(INFORMATION GIVEN begins)
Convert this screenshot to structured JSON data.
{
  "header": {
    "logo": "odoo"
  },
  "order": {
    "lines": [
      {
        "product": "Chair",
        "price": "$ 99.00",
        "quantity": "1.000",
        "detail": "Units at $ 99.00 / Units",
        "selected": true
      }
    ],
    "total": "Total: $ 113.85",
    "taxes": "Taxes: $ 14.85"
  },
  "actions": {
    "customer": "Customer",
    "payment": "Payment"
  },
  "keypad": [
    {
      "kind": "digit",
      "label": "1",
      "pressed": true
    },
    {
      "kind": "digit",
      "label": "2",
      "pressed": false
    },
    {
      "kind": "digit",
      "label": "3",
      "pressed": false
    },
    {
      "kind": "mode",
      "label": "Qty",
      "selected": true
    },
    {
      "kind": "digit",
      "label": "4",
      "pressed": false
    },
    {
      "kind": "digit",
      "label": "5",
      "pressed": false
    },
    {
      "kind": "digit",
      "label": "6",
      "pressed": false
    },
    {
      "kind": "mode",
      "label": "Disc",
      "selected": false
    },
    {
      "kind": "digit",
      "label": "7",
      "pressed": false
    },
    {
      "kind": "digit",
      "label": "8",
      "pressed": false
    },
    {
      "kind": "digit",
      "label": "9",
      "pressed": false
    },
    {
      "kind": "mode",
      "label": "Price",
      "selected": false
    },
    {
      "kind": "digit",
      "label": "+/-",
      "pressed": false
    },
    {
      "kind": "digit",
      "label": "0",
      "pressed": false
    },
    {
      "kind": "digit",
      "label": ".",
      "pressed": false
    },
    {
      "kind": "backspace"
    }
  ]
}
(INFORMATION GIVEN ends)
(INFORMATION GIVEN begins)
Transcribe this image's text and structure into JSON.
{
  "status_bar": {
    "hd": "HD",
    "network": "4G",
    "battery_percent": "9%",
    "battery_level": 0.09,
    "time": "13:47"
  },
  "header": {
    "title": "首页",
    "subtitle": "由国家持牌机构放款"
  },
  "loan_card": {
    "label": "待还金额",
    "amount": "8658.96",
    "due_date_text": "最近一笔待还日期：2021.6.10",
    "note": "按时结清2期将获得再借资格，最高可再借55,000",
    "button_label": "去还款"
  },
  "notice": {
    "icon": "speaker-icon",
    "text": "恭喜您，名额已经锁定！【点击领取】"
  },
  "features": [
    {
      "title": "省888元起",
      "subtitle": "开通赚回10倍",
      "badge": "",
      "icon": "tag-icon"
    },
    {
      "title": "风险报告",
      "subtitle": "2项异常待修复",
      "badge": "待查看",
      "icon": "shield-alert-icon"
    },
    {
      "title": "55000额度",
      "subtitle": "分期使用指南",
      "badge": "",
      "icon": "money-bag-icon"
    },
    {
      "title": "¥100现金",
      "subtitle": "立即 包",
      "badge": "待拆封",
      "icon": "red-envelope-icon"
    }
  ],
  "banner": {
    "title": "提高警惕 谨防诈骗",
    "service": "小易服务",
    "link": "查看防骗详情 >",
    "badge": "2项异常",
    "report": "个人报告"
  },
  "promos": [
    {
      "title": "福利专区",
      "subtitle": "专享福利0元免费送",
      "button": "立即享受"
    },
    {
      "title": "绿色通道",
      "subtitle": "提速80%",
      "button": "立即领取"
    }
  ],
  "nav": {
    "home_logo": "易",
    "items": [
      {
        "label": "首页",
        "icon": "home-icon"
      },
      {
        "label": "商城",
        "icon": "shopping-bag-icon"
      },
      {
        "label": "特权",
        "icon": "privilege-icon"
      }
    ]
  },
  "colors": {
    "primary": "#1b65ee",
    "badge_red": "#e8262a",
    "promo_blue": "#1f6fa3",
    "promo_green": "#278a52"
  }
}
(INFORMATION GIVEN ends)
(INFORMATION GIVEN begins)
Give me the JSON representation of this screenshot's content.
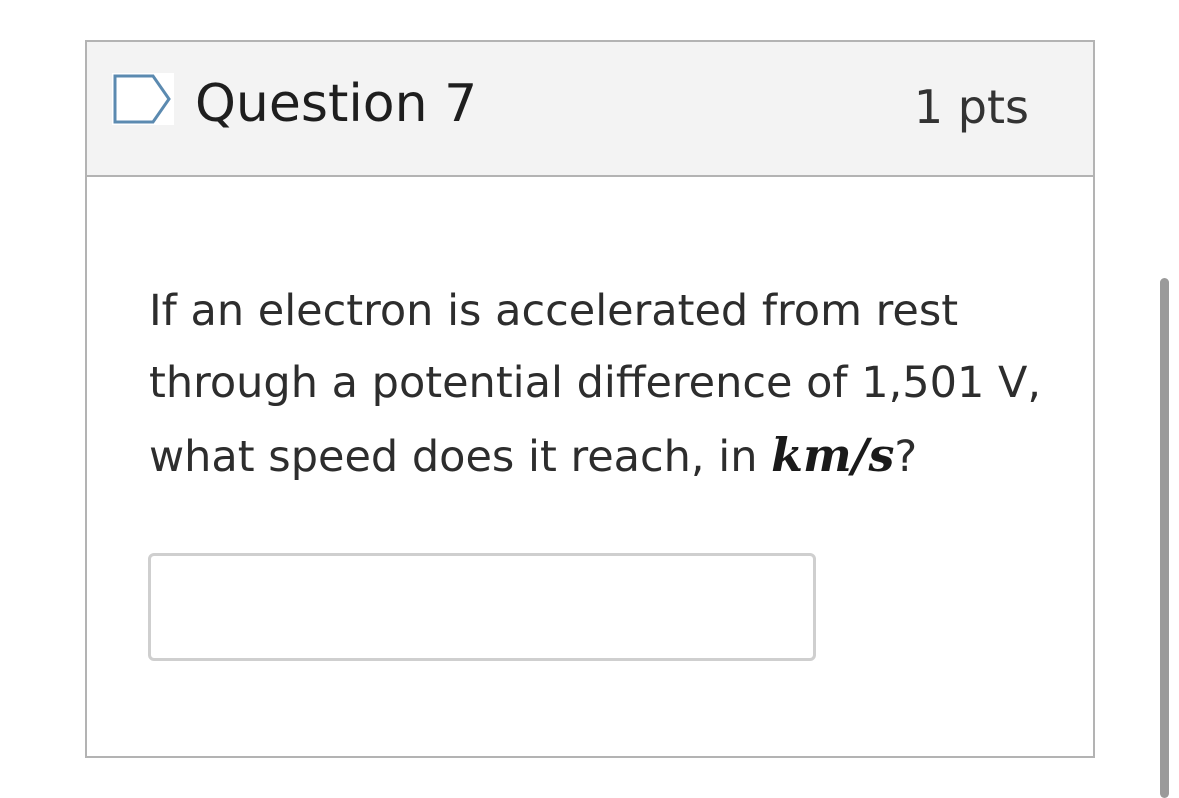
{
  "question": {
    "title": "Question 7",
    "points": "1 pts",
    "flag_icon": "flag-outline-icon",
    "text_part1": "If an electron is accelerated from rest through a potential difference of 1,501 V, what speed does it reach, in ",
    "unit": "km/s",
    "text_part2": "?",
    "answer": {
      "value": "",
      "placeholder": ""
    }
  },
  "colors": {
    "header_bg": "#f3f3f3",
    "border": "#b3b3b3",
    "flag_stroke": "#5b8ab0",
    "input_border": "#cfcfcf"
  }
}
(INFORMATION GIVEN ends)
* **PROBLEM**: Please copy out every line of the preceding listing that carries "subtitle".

* **SOLUTION TO THIS TASK**:
    "subtitle": "由国家持牌机构放款"
      "subtitle": "开通赚回10倍",
      "subtitle": "2项异常待修复",
      "subtitle": "分期使用指南",
      "subtitle": "立即 包",
      "subtitle": "专享福利0元免费送",
      "subtitle": "提速80%",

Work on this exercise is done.